Tajik military engineers have begun clearing land mines in the Panj sector of the border with Afghanistan. “Sappers have to clear land mines in the six most dangerous sectors of the Tajik border area and make hundreds of hectares of land and irrigation canals safe for local farmers,” Jonmahmad Rajabov, director of the Mine Action Center, confirmed on March 27. Nonetheless, Tajikistan is able to achieve this only through the use of instructors from Germany, Switzerland, and Canada (Itar-Tass, March 27).

Border trade has also been suspended, owing to the security problems linked to the Tajik-Afghan border, which pose tremendous challenges to the Tajik security agencies, as well as compelling reliance on foreign assistance. Dushanbe naturally wants to explore the potential for developing assistance in this area from organizations such as NATO and the OSCE, while running the gauntlet of Russian foreign policy objections. Trade has been suspended in the Ishkoshim District in Mountainous Badakhshon Autonomous Region (Eastern Tajikistan).

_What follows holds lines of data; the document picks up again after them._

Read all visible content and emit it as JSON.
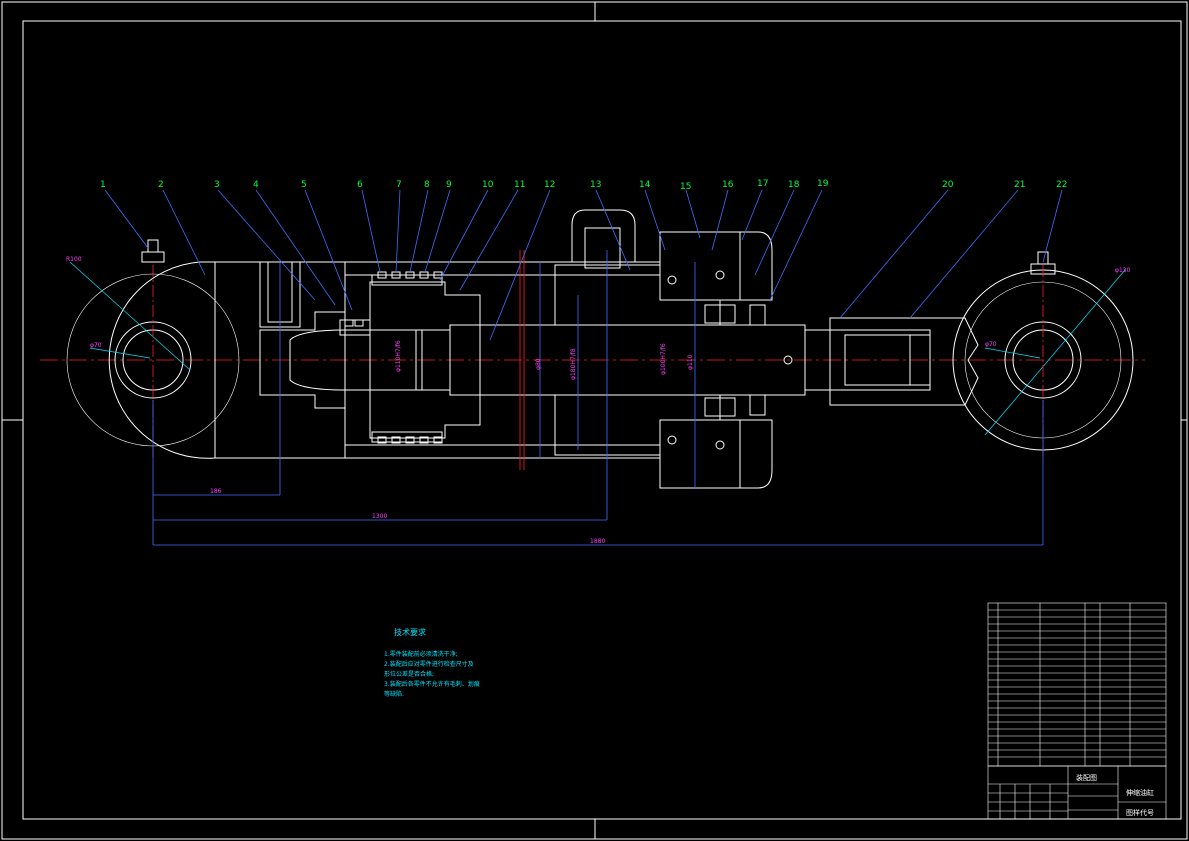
{
  "drawing": {
    "callouts": [
      "1",
      "2",
      "3",
      "4",
      "5",
      "6",
      "7",
      "8",
      "9",
      "10",
      "11",
      "12",
      "13",
      "14",
      "15",
      "16",
      "17",
      "18",
      "19",
      "20",
      "21",
      "22"
    ],
    "dimensions": {
      "d1": "186",
      "d2": "1300",
      "d3": "1880",
      "r_left": "R100",
      "phi_left": "φ70",
      "r_right": "φ130",
      "phi_right": "φ70"
    },
    "section_labels": [
      "φ110H7/f6",
      "φ180H7/f8",
      "φ100H7/f6",
      "φ80",
      "φ110"
    ],
    "notes": {
      "heading": "技术要求",
      "lines": [
        "1.零件装配前必须清洗干净;",
        "2.装配后应对零件进行检查尺寸及",
        "形位公差是否合格;",
        "3.装配后各零件不允许有毛刺、划痕",
        "等缺陷."
      ]
    },
    "title_block": {
      "drawing_type": "装配图",
      "part_name": "伸缩油缸",
      "drawing_code_label": "图样代号"
    }
  }
}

Khushqadam Qadamov, a border officer from the Ishkoshim District, defended the decision to suspend the market operating in the area since the Afghan side allegedly had refused to observe border-crossing procedures set by Tajik legislation. “Every person has to undergo checks while crossing the border. However, the Afghan side does not want Afghan citizens to be checked by Tajik border guards while crossing into the territory of the market.” Qadamov explained (Avesta, March 29). The scale of the work facing local Tajik border guards can often be increased simply as a result of these disagreements as well as any upsurge in cross-border drug trafficking.

Tajikistan’s border guard service has its own personnel problems, complicating still further its capabilities to respond to the local narco-trafficking. A military court in Khulob recently sentenced an officer from Tajikistan’s border guards to eight years and six months in prison for bullying a private in the border guard unit. His actions, including persistent use of beatings and humiliation, led Private Farhodbek Ziyoyev to commit suicide (Asia-Plus, March 25). The existence of such cases not only causes embarrassment to the Tajik authorities keen to use court proceedings to demonstrate they are attempting to deal with such serious problems, but it also serves to highlight the deep crisis that persists within the weak Tajik security agencies.

The dichotomy is clear: at the micro level Tajikistan needs foreign help in its most pressing security matters, while at the macro level Russian foreign policy objections may resound in their ears. On the other hand, Abdulatipov’s comments in Dushanbe may be taken as an attempt to show that Moscow is willing to recognize that there is a role in Central Asia for foreign states, while putting forward its objection to the emergence of dominant Western “blocs.”